Is it proper for a lawyer to agree that upon his withdrawal from membership in a partnership he will not for a period of two years thereafter accept professional employment from any person who was a client of the partnership at the time he ceased being a member? If such agreement is improper, may the lawyer, after learning for the first time of its impropriety, and even though more than ten months have elapsed since his withdrawal from the. firm, send an announcement of his removal to a new location, to those clients of his former partnership for whom he had worked and with whom he had constant contact during the period of his partnership, and would it be proper for him to accept employment from such persons during the balance of the two year period?
It is not proper for a lawyer to enter into what is in effect a restrictive covenant, DR 2-108(A) provides in substance that a lawyer shall not be a party to or participate in a partnership agreement with another lawyer that restricts the right of lawyer to practice law after the termination of the partnership, except as a condition to payment of retirement benefits.
In this connection EC 2-26 provides in substance that in furtherance of the objective of the bar to make legal services fully available, a lawyer should not lightly decline proffered employment; and EC 2-31 provides in substance that full availability of legal counsel requires both that persons be able to obtain counsel and that lawyers who undertake representation, complete the work involved.
Reading these provisions together leads to the conclusion that a covenant restricting a lawyer after leaving a partnership from accepting employment by persons who were theretofore clients of the partnership, or from otherwise fully practicing his profession, is ‘an unwarranted restriction on the right of the lawyer to choose his clients in the event they seek his services, and an unwarranted restriction on the right of the client to choose the lawyer he wishes to represent him.’ N.Y. State 129 (1970).
In light of the answer to the foregoing, there is no valid objection to the lawyer involved accepting professional employment from persons who were clients of the partnership.
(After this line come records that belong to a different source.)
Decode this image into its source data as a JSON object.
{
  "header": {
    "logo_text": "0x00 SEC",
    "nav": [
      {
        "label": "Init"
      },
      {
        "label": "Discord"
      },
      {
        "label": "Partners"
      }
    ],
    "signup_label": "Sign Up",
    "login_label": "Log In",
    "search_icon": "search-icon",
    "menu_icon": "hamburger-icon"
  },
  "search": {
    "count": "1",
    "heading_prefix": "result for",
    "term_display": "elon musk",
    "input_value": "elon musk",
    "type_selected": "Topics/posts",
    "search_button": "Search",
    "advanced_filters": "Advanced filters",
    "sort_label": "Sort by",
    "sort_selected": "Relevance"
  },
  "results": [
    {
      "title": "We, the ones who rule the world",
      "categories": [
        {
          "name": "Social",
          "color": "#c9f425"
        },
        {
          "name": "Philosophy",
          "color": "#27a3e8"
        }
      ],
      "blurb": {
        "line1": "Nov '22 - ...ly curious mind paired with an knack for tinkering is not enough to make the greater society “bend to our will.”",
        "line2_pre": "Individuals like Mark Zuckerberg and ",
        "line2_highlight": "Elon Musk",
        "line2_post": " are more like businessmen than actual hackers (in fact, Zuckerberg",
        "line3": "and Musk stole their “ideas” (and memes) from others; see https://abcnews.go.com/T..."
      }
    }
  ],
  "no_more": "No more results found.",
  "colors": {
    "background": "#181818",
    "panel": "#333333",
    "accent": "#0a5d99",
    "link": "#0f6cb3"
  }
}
The ordinary rule with respect to announcements is as provided in DR 2-102(A)(2). A lawyer may send a brief professional card stating new or changed associations or addresses to, so far as is here applicable, his own clients and former clients, and to clients of his former firm with whom he had established a personal professional relationship, N.Y. State 83 (1968). The delay in sending the announcement is not in and of itself improper.
January 10, 1974.